By Jeannine Johnstone, Stewardship Coordinator

Since July 2018, SPES’s Youth4Nature-StanleyPark program has been connecting marginalized youth to nature through a hands-on habitat enhancement program that not only restores sections of the Park’s original forest, but introduces inner city youth to the wildlife and native vegetation on their doorstep. Over the past six months, we also invited Indigenous elders and their community members to witness our weaving activities in the Park: converting native and invasive plants into useful objects like fencing for our habitat enhancement sites in the Park.

A fence woven from red osier dogwood surrounds a newly enhanced
riparian site along Lost Lagoon. (Photo: Jeannine Johnstone/SPES)

With the help and initiative of Starla Bob and the openness of Sharon Kallis and her team of weaving instructors (EartHand Gleaners) we were able to successfully incorporate Indigenous elders and community members as witnesses of the work we did while weaving – an activity with much cultural significance among a variety of Indigenous communities. Within this, SPES began to incorporate the traditional blanketing ceremony to welcome the witnesses to the program. This has helped us to build deeper and stronger connections within the indigenous community and helped us to begin to work with groups like the Red Fox Healthy Living Society, a non-profit Society and Charity that serves Indigenous and inner-city children, youth and families in the Lower Mainland.

Youth weavers display their invasive ivy baskets. Indigenous elder Robert Yelton (second from left) witnessed the weaving project. (Photo: Jeannine Johnstone/SPES)
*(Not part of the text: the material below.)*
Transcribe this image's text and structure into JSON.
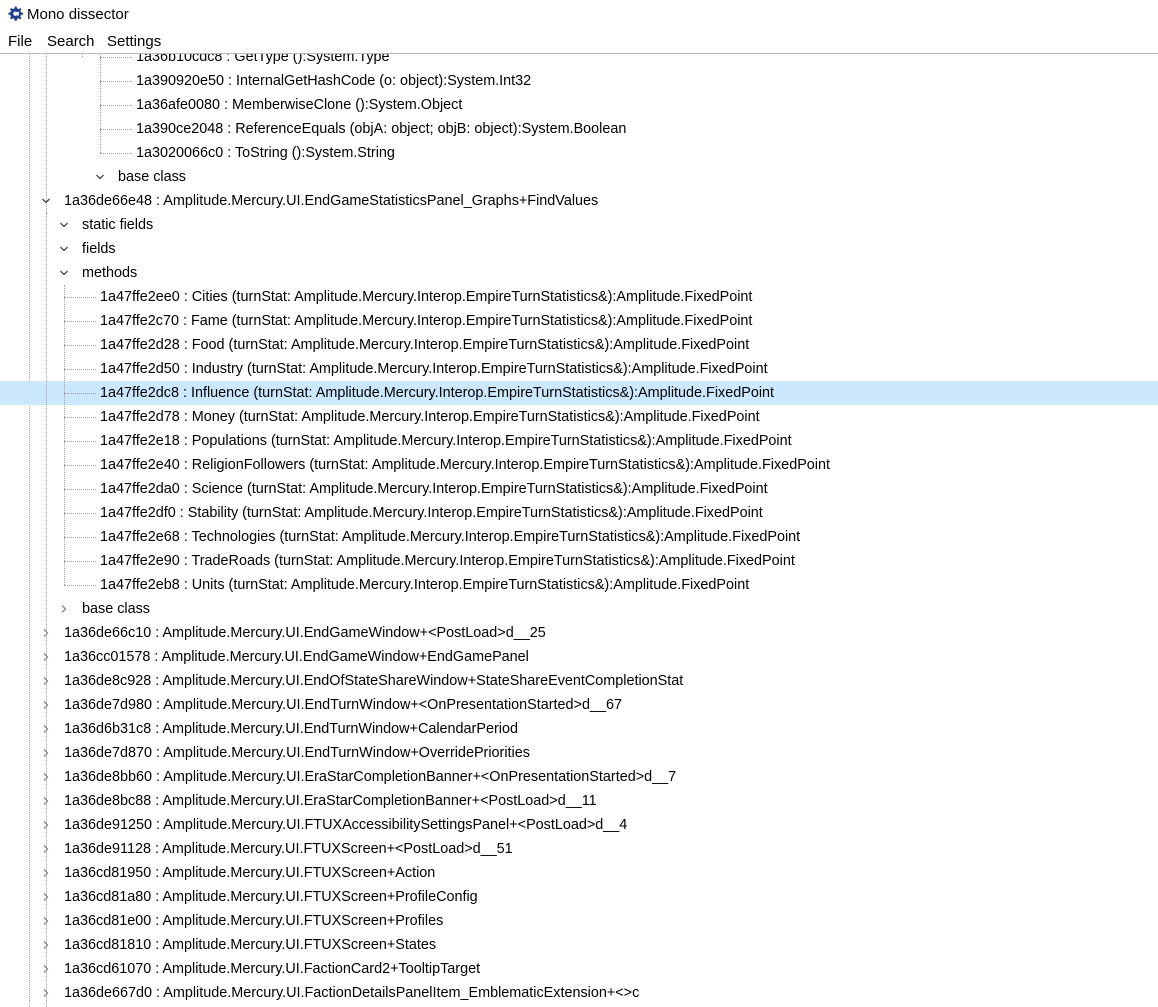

This project also was involved in a long-term restoration project along the Southwest shore of Lost Lagoon. This site was once overgrown with Himalayan blackberry and many other species. The restoration of this site has been forwarded by the work of all the groups who have come out – made possible by the Youth4Nature grant from the City of Vancouver’s Greenest City Grant fund. EcoStewards and private stewardship groups worked to remove invasive plants and helped with the re planting of native plant species.

Youth remove invasive Himalayan blackberry at Lost Lagoon. (Photo: SPES)

The weaving program worked to construct raised beds and a fence with Red osier dogwood cuttings, much of which has taken root and is now growing. These dogwood plants are helping to quickly fill in the area with native plants which helps with reducing the regrowth of invasive plants, reduces foot traffic which allows other plants to grow and makes the space more attractive to birds by creating habitat.